Dataset entries:
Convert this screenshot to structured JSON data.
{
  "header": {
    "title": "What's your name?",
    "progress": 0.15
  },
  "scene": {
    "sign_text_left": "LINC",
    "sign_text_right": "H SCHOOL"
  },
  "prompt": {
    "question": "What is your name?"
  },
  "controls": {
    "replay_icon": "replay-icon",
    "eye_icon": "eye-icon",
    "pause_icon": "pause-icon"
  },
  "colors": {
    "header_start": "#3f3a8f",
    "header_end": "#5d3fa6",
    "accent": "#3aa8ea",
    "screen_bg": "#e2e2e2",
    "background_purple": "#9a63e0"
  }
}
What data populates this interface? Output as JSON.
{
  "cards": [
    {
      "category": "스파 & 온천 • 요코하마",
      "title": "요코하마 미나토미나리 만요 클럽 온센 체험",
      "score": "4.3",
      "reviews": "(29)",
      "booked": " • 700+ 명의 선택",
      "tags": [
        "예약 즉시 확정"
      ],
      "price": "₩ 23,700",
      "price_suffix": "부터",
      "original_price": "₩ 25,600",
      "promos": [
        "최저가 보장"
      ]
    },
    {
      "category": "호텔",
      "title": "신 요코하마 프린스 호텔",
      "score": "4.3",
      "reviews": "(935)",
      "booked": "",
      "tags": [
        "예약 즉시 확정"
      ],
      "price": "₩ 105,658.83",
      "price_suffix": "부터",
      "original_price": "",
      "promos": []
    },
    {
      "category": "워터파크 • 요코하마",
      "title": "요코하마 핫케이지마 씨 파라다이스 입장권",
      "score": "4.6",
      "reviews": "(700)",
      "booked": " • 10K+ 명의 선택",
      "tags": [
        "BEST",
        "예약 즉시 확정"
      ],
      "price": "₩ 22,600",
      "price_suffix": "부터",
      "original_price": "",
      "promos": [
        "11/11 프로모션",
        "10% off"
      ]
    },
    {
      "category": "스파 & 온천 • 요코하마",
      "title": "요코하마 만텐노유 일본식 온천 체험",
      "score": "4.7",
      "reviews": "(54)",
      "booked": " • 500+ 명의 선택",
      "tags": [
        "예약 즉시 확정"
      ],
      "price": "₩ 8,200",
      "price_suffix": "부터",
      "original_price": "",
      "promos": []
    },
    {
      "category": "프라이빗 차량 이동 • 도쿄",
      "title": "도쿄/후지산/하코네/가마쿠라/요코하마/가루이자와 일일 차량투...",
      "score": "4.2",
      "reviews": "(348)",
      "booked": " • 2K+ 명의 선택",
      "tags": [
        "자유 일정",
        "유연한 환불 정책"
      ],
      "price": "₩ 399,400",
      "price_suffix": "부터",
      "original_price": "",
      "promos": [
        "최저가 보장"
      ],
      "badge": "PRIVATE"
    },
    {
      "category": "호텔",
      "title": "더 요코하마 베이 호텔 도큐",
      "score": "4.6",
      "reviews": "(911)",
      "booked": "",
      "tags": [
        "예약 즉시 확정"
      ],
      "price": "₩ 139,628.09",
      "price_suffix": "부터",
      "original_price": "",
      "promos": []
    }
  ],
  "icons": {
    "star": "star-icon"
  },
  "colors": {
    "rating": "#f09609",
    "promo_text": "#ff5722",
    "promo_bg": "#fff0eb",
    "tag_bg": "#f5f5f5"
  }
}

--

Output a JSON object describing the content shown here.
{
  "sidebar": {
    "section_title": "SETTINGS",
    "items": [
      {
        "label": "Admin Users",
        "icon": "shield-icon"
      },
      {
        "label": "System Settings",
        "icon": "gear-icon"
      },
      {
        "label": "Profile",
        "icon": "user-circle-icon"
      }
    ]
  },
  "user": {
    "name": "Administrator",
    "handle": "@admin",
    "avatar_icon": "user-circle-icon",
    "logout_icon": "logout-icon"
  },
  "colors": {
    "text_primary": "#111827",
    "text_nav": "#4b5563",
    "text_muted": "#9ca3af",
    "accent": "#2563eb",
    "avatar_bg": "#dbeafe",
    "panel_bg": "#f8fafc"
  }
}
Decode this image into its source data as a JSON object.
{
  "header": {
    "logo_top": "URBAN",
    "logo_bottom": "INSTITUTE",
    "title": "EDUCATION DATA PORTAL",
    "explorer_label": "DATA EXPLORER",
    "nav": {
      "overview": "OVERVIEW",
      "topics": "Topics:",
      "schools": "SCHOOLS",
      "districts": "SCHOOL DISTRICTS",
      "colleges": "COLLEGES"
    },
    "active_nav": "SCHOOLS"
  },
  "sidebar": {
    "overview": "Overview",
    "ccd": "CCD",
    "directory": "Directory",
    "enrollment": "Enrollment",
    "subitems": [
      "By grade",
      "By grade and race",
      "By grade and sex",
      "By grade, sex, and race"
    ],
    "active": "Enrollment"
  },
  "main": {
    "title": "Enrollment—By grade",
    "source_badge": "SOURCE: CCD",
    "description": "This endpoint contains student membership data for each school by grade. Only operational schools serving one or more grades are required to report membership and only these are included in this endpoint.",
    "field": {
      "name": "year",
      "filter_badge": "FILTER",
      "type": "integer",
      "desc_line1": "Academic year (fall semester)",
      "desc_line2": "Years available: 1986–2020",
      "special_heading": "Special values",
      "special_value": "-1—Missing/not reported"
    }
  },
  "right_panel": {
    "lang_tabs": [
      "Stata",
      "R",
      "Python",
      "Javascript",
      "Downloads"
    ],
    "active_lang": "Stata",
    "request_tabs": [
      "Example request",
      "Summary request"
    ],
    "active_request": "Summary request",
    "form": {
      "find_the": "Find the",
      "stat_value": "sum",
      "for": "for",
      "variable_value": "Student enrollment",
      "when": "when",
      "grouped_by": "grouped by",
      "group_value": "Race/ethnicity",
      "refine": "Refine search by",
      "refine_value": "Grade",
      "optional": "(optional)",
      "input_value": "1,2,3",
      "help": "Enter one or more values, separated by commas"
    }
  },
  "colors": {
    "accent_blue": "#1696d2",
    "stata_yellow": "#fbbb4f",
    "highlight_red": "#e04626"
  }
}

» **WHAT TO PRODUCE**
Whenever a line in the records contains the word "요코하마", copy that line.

» **SOLUTION TO THIS PROBLEM**
      "category": "스파 & 온천 • 요코하마",
      "title": "요코하마 미나토미나리 만요 클럽 온센 체험",
      "title": "신 요코하마 프린스 호텔",
      "category": "워터파크 • 요코하마",
      "title": "요코하마 핫케이지마 씨 파라다이스 입장권",
      "category": "스파 & 온천 • 요코하마",
      "title": "요코하마 만텐노유 일본식 온천 체험",
      "title": "도쿄/후지산/하코네/가마쿠라/요코하마/가루이자와 일일 차량투...",
      "title": "더 요코하마 베이 호텔 도큐",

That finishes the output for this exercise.